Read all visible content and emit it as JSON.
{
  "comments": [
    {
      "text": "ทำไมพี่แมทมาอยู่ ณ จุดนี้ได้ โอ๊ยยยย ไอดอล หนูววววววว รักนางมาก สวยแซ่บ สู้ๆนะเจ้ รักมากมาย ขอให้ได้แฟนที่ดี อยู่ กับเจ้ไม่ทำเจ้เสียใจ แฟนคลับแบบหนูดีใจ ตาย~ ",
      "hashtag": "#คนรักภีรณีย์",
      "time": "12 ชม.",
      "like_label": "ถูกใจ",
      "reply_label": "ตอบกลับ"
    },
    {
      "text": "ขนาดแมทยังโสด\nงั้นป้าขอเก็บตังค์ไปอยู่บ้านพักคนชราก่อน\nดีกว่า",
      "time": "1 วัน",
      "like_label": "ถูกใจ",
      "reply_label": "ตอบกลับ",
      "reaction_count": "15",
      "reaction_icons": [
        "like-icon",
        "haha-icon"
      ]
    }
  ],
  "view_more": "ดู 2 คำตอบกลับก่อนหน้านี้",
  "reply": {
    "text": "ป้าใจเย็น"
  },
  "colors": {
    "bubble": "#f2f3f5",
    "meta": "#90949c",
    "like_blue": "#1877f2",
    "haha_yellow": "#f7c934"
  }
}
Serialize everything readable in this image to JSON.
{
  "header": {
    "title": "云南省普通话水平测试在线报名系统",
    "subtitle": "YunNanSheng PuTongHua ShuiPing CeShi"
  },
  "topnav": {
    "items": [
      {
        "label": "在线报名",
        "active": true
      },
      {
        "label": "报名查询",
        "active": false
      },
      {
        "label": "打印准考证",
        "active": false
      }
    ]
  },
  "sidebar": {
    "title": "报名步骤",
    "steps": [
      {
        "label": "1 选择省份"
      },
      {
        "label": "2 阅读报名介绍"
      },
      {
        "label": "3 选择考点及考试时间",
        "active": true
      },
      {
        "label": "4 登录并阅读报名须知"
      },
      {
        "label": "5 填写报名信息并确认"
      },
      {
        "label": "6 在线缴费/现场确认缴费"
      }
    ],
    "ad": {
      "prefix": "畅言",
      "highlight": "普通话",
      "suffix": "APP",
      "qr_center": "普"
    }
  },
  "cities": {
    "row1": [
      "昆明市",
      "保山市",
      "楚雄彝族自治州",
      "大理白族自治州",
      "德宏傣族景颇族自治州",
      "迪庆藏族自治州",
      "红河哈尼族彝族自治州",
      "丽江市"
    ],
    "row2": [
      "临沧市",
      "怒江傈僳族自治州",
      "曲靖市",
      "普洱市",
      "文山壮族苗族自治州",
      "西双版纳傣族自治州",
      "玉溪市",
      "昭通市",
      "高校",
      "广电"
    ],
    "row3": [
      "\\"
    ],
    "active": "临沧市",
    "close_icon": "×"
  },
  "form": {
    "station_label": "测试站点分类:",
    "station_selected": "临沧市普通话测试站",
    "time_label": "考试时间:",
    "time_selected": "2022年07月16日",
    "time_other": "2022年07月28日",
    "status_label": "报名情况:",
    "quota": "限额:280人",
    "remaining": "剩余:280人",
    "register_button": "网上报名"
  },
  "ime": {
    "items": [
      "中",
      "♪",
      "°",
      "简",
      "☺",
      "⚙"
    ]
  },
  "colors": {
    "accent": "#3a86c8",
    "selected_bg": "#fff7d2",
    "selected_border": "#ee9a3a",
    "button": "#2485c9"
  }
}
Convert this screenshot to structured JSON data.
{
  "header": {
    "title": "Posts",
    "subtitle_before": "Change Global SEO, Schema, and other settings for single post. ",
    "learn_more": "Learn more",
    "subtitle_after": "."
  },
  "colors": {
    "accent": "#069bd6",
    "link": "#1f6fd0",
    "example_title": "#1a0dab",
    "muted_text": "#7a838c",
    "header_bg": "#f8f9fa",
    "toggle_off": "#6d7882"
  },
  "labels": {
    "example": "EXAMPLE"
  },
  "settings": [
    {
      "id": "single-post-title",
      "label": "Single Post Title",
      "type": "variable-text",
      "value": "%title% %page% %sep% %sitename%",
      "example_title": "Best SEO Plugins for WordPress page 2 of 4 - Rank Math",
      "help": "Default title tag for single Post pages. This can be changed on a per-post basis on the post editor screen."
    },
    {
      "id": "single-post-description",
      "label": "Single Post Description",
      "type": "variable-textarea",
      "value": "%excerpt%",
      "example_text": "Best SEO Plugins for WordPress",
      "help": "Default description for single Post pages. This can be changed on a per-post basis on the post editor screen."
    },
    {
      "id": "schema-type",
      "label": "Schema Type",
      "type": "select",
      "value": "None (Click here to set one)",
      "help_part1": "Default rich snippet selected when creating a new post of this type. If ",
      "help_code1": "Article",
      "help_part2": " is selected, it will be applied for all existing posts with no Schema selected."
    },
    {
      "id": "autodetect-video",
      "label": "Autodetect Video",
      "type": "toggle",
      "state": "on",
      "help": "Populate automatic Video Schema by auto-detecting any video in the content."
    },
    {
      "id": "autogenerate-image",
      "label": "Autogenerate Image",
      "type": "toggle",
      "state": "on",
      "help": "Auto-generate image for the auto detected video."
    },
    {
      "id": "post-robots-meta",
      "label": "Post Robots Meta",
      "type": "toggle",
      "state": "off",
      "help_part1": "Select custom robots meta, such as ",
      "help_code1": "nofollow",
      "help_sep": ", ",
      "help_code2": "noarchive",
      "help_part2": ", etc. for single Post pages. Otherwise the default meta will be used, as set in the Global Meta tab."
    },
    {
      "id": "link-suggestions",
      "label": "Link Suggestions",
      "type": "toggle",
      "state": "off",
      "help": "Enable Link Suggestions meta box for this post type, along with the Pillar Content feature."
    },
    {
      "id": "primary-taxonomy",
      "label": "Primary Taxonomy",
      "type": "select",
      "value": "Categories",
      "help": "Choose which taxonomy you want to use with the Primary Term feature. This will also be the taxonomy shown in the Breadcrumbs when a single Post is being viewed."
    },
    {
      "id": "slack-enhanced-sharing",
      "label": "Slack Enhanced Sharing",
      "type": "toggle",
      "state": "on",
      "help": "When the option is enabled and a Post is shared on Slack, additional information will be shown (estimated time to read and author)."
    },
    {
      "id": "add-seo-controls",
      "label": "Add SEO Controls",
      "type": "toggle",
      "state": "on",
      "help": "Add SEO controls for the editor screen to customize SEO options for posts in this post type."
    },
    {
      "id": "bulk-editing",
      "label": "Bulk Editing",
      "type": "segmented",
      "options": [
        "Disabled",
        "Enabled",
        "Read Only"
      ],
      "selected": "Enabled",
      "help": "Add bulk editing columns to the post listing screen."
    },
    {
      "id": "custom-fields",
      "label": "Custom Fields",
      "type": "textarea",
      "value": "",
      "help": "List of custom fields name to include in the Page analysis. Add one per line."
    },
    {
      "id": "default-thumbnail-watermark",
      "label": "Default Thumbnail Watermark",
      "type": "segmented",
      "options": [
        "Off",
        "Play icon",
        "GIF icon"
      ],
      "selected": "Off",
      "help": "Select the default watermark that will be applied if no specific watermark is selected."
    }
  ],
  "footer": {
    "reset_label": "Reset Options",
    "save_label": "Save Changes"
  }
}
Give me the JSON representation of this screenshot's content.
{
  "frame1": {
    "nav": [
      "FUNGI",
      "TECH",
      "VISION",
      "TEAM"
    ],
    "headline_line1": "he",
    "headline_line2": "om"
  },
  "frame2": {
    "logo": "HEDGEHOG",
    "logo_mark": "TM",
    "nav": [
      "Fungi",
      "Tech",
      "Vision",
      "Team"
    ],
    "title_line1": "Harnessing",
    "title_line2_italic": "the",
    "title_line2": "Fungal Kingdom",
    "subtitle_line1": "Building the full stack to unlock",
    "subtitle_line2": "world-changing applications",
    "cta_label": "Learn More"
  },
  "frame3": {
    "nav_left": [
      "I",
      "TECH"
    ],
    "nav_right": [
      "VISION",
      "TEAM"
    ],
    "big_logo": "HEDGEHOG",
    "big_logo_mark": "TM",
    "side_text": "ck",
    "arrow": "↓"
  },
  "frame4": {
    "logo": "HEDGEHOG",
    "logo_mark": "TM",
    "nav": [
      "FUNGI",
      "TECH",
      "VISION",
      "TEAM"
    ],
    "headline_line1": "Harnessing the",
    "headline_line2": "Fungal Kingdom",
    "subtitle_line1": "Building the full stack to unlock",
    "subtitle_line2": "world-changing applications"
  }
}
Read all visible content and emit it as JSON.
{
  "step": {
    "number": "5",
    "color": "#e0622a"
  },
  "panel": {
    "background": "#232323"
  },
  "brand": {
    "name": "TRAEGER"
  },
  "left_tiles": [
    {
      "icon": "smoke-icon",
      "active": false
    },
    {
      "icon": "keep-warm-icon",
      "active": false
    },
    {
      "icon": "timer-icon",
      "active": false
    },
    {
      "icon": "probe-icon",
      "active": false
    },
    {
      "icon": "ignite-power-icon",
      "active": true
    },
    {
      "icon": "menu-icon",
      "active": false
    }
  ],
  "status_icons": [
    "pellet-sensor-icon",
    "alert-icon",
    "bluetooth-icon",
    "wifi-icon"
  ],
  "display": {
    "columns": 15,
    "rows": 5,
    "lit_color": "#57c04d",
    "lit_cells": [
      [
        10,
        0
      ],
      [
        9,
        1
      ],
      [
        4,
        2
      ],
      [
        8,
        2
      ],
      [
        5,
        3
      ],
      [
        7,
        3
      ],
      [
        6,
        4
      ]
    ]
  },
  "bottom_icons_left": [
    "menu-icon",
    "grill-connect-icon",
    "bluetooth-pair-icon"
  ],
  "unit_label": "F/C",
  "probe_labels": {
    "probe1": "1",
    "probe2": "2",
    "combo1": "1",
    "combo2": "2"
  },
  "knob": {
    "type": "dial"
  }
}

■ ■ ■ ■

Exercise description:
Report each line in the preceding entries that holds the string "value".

Solution for this problem:
      "value": "%title% %page% %sep% %sitename%",
      "value": "%excerpt%",
      "value": "None (Click here to set one)",
      "value": "Categories",
      "value": "",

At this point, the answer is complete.